PROVIDED RECORDS START

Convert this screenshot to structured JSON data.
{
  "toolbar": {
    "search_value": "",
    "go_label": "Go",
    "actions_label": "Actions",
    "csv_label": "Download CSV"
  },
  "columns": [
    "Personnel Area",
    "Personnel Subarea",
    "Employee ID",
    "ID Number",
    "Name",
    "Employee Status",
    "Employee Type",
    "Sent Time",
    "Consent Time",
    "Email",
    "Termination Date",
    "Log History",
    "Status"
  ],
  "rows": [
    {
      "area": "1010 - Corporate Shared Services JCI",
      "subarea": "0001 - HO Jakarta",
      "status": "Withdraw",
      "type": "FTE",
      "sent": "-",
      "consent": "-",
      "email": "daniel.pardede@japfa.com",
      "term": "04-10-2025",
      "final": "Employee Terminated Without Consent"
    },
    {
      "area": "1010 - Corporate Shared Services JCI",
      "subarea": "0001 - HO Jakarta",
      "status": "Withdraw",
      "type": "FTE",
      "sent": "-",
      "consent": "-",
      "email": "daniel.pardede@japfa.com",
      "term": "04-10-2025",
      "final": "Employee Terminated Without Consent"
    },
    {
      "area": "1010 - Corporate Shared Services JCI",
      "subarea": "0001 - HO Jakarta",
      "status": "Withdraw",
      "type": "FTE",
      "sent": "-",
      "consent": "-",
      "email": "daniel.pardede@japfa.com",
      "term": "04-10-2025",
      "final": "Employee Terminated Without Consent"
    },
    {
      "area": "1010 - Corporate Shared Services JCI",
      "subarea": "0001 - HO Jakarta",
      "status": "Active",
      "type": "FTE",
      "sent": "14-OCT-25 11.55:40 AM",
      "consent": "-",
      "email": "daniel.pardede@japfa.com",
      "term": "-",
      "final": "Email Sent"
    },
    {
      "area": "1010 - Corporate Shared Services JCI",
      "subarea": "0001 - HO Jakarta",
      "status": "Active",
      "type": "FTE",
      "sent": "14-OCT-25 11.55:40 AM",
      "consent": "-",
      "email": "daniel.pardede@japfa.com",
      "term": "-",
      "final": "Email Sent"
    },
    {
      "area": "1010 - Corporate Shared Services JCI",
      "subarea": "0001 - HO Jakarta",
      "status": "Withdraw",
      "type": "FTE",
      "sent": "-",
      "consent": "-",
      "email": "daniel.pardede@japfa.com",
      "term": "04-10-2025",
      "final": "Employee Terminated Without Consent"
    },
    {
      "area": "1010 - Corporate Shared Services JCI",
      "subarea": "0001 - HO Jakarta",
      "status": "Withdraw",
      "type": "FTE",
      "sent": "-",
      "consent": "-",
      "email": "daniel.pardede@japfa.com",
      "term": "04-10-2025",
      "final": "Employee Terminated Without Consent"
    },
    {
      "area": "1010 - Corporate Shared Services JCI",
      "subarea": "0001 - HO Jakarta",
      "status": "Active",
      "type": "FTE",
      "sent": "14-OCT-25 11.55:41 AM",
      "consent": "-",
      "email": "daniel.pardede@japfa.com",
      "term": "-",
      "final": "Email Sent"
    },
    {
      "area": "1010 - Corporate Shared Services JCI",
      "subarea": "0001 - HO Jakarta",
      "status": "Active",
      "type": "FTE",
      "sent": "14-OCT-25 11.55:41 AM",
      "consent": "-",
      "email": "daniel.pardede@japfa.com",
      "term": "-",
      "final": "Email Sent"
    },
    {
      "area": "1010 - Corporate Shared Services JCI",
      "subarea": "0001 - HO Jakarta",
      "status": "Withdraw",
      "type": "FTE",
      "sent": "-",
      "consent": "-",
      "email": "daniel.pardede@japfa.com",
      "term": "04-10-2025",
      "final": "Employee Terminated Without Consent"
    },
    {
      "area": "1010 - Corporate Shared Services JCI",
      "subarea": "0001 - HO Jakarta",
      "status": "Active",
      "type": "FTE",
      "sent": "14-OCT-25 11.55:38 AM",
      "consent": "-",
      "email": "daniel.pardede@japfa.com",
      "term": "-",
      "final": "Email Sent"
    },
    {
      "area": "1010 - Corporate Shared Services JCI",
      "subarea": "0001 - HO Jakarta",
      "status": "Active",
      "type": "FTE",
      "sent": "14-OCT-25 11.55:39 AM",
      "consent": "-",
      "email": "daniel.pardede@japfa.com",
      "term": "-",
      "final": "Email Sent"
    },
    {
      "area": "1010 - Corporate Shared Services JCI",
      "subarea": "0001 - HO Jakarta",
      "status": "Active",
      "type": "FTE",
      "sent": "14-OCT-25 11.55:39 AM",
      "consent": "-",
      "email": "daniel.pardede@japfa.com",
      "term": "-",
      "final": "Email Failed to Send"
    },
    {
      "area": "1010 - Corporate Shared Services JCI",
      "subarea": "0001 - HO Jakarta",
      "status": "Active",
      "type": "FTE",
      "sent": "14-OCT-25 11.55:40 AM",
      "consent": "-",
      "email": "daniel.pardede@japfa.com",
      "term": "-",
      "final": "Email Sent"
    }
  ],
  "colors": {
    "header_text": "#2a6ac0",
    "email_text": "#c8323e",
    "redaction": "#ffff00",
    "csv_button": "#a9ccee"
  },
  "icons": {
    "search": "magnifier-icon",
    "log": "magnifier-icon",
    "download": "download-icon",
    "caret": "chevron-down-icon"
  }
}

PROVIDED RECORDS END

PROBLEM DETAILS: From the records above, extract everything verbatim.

REPLY:
Convert this screenshot to structured JSON data.
{
  "toolbar": {
    "search_value": "",
    "go_label": "Go",
    "actions_label": "Actions",
    "csv_label": "Download CSV"
  },
  "columns": [
    "Personnel Area",
    "Personnel Subarea",
    "Employee ID",
    "ID Number",
    "Name",
    "Employee Status",
    "Employee Type",
    "Sent Time",
    "Consent Time",
    "Email",
    "Termination Date",
    "Log History",
    "Status"
  ],
  "rows": [
    {
      "area": "1010 - Corporate Shared Services JCI",
      "subarea": "0001 - HO Jakarta",
      "status": "Withdraw",
      "type": "FTE",
      "sent": "-",
      "consent": "-",
      "email": "daniel.pardede@japfa.com",
      "term": "04-10-2025",
      "final": "Employee Terminated Without Consent"
    },
    {
      "area": "1010 - Corporate Shared Services JCI",
      "subarea": "0001 - HO Jakarta",
      "status": "Withdraw",
      "type": "FTE",
      "sent": "-",
      "consent": "-",
      "email": "daniel.pardede@japfa.com",
      "term": "04-10-2025",
      "final": "Employee Terminated Without Consent"
    },
    {
      "area": "1010 - Corporate Shared Services JCI",
      "subarea": "0001 - HO Jakarta",
      "status": "Withdraw",
      "type": "FTE",
      "sent": "-",
      "consent": "-",
      "email": "daniel.pardede@japfa.com",
      "term": "04-10-2025",
      "final": "Employee Terminated Without Consent"
    },
    {
      "area": "1010 - Corporate Shared Services JCI",
      "subarea": "0001 - HO Jakarta",
      "status": "Active",
      "type": "FTE",
      "sent": "14-OCT-25 11.55:40 AM",
      "consent": "-",
      "email": "daniel.pardede@japfa.com",
      "term": "-",
      "final": "Email Sent"
    },
    {
      "area": "1010 - Corporate Shared Services JCI",
      "subarea": "0001 - HO Jakarta",
      "status": "Active",
      "type": "FTE",
      "sent": "14-OCT-25 11.55:40 AM",
      "consent": "-",
      "email": "daniel.pardede@japfa.com",
      "term": "-",
      "final": "Email Sent"
    },
    {
      "area": "1010 - Corporate Shared Services JCI",
      "subarea": "0001 - HO Jakarta",
      "status": "Withdraw",
      "type": "FTE",
      "sent": "-",
      "consent": "-",
      "email": "daniel.pardede@japfa.com",
      "term": "04-10-2025",
      "final": "Employee Terminated Without Consent"
    },
    {
      "area": "1010 - Corporate Shared Services JCI",
      "subarea": "0001 - HO Jakarta",
      "status": "Withdraw",
      "type": "FTE",
      "sent": "-",
      "consent": "-",
      "email": "daniel.pardede@japfa.com",
      "term": "04-10-2025",
      "final": "Employee Terminated Without Consent"
    },
    {
      "area": "1010 - Corporate Shared Services JCI",
      "subarea": "0001 - HO Jakarta",
      "status": "Active",
      "type": "FTE",
      "sent": "14-OCT-25 11.55:41 AM",
      "consent": "-",
      "email": "daniel.pardede@japfa.com",
      "term": "-",
      "final": "Email Sent"
    },
    {
      "area": "1010 - Corporate Shared Services JCI",
      "subarea": "0001 - HO Jakarta",
      "status": "Active",
      "type": "FTE",
      "sent": "14-OCT-25 11.55:41 AM",
      "consent": "-",
      "email": "daniel.pardede@japfa.com",
      "term": "-",
      "final": "Email Sent"
    },
    {
      "area": "1010 - Corporate Shared Services JCI",
      "subarea": "0001 - HO Jakarta",
      "status": "Withdraw",
      "type": "FTE",
      "sent": "-",
      "consent": "-",
      "email": "daniel.pardede@japfa.com",
      "term": "04-10-2025",
      "final": "Employee Terminated Without Consent"
    },
    {
      "area": "1010 - Corporate Shared Services JCI",
      "subarea": "0001 - HO Jakarta",
      "status": "Active",
      "type": "FTE",
      "sent": "14-OCT-25 11.55:38 AM",
      "consent": "-",
      "email": "daniel.pardede@japfa.com",
      "term": "-",
      "final": "Email Sent"
    },
    {
      "area": "1010 - Corporate Shared Services JCI",
      "subarea": "0001 - HO Jakarta",
      "status": "Active",
      "type": "FTE",
      "sent": "14-OCT-25 11.55:39 AM",
      "consent": "-",
      "email": "daniel.pardede@japfa.com",
      "term": "-",
      "final": "Email Sent"
    },
    {
      "area": "1010 - Corporate Shared Services JCI",
      "subarea": "0001 - HO Jakarta",
      "status": "Active",
      "type": "FTE",
      "sent": "14-OCT-25 11.55:39 AM",
      "consent": "-",
      "email": "daniel.pardede@japfa.com",
      "term": "-",
      "final": "Email Failed to Send"
    },
    {
      "area": "1010 - Corporate Shared Services JCI",
      "subarea": "0001 - HO Jakarta",
      "status": "Active",
      "type": "FTE",
      "sent": "14-OCT-25 11.55:40 AM",
      "consent": "-",
      "email": "daniel.pardede@japfa.com",
      "term": "-",
      "final": "Email Sent"
    }
  ],
  "colors": {
    "header_text": "#2a6ac0",
    "email_text": "#c8323e",
    "redaction": "#ffff00",
    "csv_button": "#a9ccee"
  },
  "icons": {
    "search": "magnifier-icon",
    "log": "magnifier-icon",
    "download": "download-icon",
    "caret": "chevron-down-icon"
  }
}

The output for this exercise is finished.